>>>>>
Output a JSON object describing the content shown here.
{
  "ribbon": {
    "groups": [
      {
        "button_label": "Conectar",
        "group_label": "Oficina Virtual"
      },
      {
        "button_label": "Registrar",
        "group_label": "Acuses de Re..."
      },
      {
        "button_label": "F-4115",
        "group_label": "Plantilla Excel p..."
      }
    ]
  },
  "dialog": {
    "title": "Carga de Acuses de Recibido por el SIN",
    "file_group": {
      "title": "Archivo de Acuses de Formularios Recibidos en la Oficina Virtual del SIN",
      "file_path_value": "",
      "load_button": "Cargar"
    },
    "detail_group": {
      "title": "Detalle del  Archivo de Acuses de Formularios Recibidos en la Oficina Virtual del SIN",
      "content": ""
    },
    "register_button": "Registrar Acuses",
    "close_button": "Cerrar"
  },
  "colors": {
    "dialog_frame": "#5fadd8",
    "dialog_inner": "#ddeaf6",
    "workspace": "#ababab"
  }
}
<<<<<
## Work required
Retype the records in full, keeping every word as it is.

## Finished task
Output a JSON object describing the content shown here.
{
  "ribbon": {
    "groups": [
      {
        "button_label": "Conectar",
        "group_label": "Oficina Virtual"
      },
      {
        "button_label": "Registrar",
        "group_label": "Acuses de Re..."
      },
      {
        "button_label": "F-4115",
        "group_label": "Plantilla Excel p..."
      }
    ]
  },
  "dialog": {
    "title": "Carga de Acuses de Recibido por el SIN",
    "file_group": {
      "title": "Archivo de Acuses de Formularios Recibidos en la Oficina Virtual del SIN",
      "file_path_value": "",
      "load_button": "Cargar"
    },
    "detail_group": {
      "title": "Detalle del  Archivo de Acuses de Formularios Recibidos en la Oficina Virtual del SIN",
      "content": ""
    },
    "register_button": "Registrar Acuses",
    "close_button": "Cerrar"
  },
  "colors": {
    "dialog_frame": "#5fadd8",
    "dialog_inner": "#ddeaf6",
    "workspace": "#ababab"
  }
}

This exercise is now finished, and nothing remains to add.